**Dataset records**
■ ■ ■ ■

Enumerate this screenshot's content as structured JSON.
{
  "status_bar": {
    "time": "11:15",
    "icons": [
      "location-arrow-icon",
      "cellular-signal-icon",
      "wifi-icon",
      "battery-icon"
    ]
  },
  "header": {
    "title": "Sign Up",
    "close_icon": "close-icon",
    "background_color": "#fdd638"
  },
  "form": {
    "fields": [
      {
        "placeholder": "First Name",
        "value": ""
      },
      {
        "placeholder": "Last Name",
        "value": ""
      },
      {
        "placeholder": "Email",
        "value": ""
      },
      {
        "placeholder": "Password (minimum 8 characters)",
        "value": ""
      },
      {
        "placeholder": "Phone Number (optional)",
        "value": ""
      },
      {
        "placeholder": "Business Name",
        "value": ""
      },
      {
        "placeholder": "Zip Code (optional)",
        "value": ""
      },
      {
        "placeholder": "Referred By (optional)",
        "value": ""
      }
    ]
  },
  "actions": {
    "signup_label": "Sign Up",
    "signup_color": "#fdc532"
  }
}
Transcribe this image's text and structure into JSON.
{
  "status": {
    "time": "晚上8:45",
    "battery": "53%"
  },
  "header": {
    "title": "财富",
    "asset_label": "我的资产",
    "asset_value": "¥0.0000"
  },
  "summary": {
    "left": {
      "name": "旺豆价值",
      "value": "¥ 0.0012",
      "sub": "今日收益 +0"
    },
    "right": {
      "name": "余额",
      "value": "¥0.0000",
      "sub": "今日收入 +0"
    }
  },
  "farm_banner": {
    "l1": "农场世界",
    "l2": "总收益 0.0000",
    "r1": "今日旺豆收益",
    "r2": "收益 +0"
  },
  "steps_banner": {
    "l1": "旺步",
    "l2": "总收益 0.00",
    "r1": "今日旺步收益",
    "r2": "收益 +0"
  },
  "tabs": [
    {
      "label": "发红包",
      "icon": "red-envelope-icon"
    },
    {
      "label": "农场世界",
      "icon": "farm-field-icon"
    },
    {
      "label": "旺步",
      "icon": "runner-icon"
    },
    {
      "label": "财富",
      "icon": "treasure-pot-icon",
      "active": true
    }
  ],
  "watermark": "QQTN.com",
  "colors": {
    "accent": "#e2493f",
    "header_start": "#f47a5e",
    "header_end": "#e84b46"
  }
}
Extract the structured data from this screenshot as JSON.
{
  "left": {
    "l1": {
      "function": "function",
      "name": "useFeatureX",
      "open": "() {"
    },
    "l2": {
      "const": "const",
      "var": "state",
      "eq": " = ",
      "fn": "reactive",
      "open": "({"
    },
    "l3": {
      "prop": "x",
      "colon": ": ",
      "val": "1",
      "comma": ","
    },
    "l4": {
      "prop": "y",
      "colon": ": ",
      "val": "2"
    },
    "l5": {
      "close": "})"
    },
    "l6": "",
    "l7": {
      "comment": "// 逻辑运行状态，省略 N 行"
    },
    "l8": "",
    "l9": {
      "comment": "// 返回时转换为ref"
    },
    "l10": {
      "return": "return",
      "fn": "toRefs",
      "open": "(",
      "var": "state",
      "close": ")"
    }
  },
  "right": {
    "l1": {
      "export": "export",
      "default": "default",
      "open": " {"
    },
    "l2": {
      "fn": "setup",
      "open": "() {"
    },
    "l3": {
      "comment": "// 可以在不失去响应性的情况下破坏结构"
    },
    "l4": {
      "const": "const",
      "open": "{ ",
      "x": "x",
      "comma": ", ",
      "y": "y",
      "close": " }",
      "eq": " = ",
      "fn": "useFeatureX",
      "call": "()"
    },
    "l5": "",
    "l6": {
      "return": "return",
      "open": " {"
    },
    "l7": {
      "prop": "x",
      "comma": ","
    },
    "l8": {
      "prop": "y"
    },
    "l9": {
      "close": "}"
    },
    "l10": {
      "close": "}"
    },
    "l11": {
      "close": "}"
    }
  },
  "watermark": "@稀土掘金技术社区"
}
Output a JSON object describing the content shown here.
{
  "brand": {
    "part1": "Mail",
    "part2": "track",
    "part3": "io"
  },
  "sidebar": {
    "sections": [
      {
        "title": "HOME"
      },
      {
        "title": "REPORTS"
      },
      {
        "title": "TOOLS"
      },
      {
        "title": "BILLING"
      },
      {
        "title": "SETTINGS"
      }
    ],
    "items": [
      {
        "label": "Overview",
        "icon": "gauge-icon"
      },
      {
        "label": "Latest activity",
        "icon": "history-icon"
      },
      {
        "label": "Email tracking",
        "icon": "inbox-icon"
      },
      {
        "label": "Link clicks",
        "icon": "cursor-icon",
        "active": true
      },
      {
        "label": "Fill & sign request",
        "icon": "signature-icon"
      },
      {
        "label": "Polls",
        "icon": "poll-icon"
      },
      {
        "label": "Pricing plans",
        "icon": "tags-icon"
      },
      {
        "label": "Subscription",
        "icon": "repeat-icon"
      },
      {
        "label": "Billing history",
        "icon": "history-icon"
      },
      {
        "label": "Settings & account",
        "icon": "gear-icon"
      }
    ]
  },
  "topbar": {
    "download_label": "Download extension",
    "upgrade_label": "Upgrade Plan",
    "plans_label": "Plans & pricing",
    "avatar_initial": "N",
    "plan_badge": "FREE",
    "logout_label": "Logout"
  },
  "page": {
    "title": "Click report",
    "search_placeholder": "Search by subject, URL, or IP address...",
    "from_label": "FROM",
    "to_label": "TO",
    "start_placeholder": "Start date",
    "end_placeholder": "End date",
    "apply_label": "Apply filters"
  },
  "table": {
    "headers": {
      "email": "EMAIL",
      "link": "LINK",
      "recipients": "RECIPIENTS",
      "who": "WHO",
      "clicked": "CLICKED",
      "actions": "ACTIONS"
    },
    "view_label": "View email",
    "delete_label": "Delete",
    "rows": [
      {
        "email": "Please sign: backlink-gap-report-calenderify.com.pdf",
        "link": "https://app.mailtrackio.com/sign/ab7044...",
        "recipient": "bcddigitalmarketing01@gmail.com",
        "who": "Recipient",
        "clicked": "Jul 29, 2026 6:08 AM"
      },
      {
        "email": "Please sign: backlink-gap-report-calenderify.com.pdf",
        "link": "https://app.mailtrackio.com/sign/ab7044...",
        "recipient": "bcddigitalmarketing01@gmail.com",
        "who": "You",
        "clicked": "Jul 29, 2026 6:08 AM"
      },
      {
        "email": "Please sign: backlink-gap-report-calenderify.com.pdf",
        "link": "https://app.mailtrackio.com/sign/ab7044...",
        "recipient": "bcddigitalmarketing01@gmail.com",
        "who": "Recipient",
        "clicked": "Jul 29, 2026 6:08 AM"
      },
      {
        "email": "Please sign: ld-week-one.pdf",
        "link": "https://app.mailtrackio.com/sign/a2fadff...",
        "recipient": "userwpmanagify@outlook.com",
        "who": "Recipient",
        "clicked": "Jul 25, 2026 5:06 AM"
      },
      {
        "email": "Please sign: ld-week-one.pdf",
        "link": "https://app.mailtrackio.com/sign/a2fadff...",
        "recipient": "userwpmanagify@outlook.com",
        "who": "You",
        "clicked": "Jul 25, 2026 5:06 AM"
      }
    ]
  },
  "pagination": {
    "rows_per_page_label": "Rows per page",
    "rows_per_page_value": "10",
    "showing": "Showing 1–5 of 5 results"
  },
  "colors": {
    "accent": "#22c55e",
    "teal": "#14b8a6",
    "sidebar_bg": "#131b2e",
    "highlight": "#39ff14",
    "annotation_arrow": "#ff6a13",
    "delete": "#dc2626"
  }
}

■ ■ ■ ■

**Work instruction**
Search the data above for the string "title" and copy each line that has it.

**Answer space**
    "title": "Sign Up",
    "title": "财富",
        "title": "HOME"
        "title": "REPORTS"
        "title": "TOOLS"
        "title": "BILLING"
        "title": "SETTINGS"
    "title": "Click report",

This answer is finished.